Work order: From the entries that follow, pick out all lines holding "Send".

Records provided:
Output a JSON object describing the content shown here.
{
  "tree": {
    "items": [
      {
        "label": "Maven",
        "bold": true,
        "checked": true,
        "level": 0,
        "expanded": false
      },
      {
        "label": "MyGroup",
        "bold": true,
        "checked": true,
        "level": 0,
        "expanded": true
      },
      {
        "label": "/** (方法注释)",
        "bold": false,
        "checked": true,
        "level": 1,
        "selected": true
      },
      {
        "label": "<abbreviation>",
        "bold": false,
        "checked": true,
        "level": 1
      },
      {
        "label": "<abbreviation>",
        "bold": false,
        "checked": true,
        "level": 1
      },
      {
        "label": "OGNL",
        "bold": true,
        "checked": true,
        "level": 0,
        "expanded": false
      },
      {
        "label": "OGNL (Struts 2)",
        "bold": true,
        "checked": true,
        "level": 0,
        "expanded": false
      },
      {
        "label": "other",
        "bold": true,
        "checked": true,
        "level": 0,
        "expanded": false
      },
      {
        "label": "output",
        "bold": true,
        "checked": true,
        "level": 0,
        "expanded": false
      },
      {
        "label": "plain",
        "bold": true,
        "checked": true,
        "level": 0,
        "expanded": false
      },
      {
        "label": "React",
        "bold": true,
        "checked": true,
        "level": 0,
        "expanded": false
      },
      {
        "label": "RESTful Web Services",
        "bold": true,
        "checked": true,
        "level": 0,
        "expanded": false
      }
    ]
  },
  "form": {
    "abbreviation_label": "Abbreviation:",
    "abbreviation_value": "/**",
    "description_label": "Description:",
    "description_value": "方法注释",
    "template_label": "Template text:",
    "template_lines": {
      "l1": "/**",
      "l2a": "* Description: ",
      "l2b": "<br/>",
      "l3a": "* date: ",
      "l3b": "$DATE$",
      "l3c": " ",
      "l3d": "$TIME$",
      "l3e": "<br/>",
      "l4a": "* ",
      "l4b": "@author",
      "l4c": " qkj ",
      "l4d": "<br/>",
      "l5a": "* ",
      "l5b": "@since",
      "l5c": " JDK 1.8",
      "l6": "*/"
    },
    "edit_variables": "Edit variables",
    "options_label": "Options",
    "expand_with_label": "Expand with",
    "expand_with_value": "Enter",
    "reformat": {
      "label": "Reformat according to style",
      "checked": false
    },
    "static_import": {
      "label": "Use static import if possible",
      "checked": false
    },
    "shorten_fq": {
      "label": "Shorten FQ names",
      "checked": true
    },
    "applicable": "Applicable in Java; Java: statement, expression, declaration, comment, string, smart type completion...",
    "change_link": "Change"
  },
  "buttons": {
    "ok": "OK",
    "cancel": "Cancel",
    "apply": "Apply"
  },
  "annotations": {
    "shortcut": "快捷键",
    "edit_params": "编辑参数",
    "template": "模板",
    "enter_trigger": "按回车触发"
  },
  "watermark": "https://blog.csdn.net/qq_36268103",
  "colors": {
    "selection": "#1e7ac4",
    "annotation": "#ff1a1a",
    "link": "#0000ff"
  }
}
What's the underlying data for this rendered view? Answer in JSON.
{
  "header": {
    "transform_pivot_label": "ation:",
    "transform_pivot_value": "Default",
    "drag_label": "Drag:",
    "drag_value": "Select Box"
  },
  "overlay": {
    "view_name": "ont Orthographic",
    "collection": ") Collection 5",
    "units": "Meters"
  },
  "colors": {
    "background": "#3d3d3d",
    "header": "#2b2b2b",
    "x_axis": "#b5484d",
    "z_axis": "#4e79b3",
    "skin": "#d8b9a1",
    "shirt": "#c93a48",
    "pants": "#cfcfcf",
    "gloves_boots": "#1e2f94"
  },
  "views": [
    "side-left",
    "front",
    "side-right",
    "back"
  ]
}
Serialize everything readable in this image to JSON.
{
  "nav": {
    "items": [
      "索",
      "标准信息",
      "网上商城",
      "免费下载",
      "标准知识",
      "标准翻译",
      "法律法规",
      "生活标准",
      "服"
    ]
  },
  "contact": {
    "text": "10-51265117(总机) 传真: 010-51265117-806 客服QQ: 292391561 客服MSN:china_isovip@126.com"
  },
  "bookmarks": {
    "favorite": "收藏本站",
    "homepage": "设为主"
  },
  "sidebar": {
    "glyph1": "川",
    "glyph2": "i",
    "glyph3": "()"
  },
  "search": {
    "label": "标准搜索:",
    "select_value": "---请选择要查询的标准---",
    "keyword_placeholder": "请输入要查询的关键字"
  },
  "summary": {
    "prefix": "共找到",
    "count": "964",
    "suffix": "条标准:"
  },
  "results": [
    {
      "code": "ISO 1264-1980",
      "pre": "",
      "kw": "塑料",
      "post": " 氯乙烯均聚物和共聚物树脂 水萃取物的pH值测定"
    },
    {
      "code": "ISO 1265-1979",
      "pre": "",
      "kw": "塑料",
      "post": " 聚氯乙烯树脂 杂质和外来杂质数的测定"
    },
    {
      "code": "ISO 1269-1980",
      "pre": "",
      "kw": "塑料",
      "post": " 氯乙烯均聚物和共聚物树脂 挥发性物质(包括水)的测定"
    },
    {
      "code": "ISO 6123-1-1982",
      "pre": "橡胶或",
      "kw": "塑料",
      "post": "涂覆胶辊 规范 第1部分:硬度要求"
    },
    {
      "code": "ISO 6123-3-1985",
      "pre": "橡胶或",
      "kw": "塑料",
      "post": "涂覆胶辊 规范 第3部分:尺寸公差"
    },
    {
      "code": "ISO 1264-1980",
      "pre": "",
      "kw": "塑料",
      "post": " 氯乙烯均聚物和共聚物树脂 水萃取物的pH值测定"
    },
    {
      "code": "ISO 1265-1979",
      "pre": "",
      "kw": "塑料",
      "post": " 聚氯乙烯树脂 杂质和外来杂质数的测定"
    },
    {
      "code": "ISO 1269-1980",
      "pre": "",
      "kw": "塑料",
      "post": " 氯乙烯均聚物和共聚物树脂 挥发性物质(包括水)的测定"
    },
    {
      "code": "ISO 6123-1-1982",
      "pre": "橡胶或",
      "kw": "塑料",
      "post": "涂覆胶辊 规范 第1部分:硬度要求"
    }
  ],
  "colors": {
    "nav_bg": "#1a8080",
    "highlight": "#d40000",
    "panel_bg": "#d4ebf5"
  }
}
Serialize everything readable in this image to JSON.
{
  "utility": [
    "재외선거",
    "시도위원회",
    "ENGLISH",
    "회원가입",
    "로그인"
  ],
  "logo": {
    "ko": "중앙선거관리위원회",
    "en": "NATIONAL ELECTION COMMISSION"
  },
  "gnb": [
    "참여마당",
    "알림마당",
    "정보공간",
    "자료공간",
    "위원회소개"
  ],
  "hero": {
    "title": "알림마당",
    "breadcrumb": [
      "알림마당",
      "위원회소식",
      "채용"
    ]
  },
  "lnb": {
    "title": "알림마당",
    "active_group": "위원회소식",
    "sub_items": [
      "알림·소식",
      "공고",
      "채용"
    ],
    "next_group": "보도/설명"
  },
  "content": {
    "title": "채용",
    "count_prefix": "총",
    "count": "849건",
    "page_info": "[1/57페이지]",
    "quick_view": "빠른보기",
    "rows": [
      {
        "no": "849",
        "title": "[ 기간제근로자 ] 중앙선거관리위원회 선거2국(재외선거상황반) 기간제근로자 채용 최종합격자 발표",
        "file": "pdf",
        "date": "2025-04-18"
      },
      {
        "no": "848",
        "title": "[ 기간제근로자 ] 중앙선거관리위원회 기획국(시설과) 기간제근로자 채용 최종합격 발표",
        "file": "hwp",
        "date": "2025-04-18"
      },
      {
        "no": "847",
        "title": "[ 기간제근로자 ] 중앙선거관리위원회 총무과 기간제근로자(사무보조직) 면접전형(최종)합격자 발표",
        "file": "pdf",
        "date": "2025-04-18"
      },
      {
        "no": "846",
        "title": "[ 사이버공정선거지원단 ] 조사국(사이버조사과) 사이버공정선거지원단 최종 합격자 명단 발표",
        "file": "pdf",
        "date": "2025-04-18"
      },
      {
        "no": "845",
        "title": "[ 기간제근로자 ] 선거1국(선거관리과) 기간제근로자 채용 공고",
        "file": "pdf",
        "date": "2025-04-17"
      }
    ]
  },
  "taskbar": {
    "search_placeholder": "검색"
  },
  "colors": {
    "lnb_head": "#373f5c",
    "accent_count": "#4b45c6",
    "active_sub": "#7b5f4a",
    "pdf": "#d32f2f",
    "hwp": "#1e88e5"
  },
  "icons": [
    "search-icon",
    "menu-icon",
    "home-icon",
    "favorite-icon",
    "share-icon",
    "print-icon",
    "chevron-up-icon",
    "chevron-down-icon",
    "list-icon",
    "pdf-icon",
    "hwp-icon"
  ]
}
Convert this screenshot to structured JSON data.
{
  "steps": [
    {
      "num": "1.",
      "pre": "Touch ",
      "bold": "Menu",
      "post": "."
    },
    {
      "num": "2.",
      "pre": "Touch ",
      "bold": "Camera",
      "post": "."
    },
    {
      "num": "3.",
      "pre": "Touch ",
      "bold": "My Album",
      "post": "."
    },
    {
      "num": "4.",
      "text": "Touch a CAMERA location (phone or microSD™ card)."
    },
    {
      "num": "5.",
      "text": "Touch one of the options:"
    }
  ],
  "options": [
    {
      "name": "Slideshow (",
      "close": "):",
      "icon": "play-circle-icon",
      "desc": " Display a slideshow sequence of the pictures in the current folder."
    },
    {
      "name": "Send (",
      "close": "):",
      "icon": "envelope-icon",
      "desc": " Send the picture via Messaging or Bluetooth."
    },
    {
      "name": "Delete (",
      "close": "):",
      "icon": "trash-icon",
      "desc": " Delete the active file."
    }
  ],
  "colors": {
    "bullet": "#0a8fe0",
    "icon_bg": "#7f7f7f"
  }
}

Response box:
      "name": "Send (",
      "desc": " Send the picture via Messaging or Bluetooth."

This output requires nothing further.